By Courtney Brennan
COLONA, Illinois - Cindy Madden's tragic death at the train tracks in Colona is unfortunately one of many deaths that occur at track crossings in Illinois.
"We rank second, nationally, for the number of track miles as well as the number of crossings. We have almost 8,400 crossings in the state," says Illinois Operation Lifesaver director Chip Pew. Operation Lifesaver is an educational organization dedicated to reducing the number of train crossing fatalities.
The 8,400 miles of crossings provide more exposure, more risk for accidents like Madden's. In 2005, Illinois led the nation with 30 fatalities at track crossings.
If your car gets stuck on a set of tracks, get and look for the 1-800 on the signal box. Call that number and give the transit operator your location and the operator will notify any train conductors in your area. That way, the conductors can stop the train if it's anywhere near you.
In Cindy Madden's case, her car got stuck on the tracks and a train immediately came barreling towards her. In this instance, Operation Lifesaver says get out and run, but run towards the train.
"Your initial reaction would be just getting away from the train when in actuality you want to go towards it but to the sides."

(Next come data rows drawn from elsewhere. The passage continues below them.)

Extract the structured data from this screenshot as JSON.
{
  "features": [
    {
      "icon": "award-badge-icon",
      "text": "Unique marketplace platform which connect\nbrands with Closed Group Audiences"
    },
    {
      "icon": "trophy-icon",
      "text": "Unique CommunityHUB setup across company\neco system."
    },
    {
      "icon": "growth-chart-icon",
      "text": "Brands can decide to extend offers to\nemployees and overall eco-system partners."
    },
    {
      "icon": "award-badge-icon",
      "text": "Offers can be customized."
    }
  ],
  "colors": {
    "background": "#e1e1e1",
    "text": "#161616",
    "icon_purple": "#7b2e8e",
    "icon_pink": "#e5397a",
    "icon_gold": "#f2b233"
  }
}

If you run the way the train is traveling, it's very likely that the train will hit your car and then the car will hit you - just like it did with Cindy Madden. Operation Lifesaver and Madden's family say do not waste any time trying to save your car or valuables - it's not worth it.